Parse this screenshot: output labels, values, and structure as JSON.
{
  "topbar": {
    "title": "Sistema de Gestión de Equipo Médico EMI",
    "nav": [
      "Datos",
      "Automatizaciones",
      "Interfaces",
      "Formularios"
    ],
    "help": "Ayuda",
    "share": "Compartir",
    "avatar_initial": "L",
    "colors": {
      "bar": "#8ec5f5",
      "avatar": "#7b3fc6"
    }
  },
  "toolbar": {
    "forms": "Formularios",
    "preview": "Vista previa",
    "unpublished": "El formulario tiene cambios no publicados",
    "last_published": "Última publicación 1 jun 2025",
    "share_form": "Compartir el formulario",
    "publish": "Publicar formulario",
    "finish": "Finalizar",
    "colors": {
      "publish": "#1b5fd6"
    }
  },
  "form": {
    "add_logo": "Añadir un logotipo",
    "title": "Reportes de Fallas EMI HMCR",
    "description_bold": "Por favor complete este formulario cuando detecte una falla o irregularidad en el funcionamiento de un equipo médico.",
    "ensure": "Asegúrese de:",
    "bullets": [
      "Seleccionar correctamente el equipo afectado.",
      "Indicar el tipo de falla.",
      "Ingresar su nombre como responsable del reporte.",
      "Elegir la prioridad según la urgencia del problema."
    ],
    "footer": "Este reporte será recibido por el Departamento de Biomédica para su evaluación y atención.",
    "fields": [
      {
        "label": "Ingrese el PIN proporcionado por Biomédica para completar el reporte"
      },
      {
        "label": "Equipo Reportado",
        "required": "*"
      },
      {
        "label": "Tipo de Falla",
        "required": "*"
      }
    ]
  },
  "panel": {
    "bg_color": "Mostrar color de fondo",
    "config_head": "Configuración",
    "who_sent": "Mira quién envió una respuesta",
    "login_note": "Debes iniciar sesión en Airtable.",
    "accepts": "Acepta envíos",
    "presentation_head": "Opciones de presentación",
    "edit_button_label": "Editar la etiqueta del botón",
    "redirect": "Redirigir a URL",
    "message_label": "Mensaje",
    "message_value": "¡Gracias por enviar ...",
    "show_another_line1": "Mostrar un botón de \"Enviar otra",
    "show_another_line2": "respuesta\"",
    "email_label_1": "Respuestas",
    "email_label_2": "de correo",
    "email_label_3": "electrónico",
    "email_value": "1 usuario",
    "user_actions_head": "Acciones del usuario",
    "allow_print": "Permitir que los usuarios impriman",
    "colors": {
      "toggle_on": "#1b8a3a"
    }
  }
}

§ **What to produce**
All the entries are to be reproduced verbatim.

§ **Solved problem**
Parse this screenshot: output labels, values, and structure as JSON.
{
  "topbar": {
    "title": "Sistema de Gestión de Equipo Médico EMI",
    "nav": [
      "Datos",
      "Automatizaciones",
      "Interfaces",
      "Formularios"
    ],
    "help": "Ayuda",
    "share": "Compartir",
    "avatar_initial": "L",
    "colors": {
      "bar": "#8ec5f5",
      "avatar": "#7b3fc6"
    }
  },
  "toolbar": {
    "forms": "Formularios",
    "preview": "Vista previa",
    "unpublished": "El formulario tiene cambios no publicados",
    "last_published": "Última publicación 1 jun 2025",
    "share_form": "Compartir el formulario",
    "publish": "Publicar formulario",
    "finish": "Finalizar",
    "colors": {
      "publish": "#1b5fd6"
    }
  },
  "form": {
    "add_logo": "Añadir un logotipo",
    "title": "Reportes de Fallas EMI HMCR",
    "description_bold": "Por favor complete este formulario cuando detecte una falla o irregularidad en el funcionamiento de un equipo médico.",
    "ensure": "Asegúrese de:",
    "bullets": [
      "Seleccionar correctamente el equipo afectado.",
      "Indicar el tipo de falla.",
      "Ingresar su nombre como responsable del reporte.",
      "Elegir la prioridad según la urgencia del problema."
    ],
    "footer": "Este reporte será recibido por el Departamento de Biomédica para su evaluación y atención.",
    "fields": [
      {
        "label": "Ingrese el PIN proporcionado por Biomédica para completar el reporte"
      },
      {
        "label": "Equipo Reportado",
        "required": "*"
      },
      {
        "label": "Tipo de Falla",
        "required": "*"
      }
    ]
  },
  "panel": {
    "bg_color": "Mostrar color de fondo",
    "config_head": "Configuración",
    "who_sent": "Mira quién envió una respuesta",
    "login_note": "Debes iniciar sesión en Airtable.",
    "accepts": "Acepta envíos",
    "presentation_head": "Opciones de presentación",
    "edit_button_label": "Editar la etiqueta del botón",
    "redirect": "Redirigir a URL",
    "message_label": "Mensaje",
    "message_value": "¡Gracias por enviar ...",
    "show_another_line1": "Mostrar un botón de \"Enviar otra",
    "show_another_line2": "respuesta\"",
    "email_label_1": "Respuestas",
    "email_label_2": "de correo",
    "email_label_3": "electrónico",
    "email_value": "1 usuario",
    "user_actions_head": "Acciones del usuario",
    "allow_print": "Permitir que los usuarios impriman",
    "colors": {
      "toggle_on": "#1b8a3a"
    }
  }
}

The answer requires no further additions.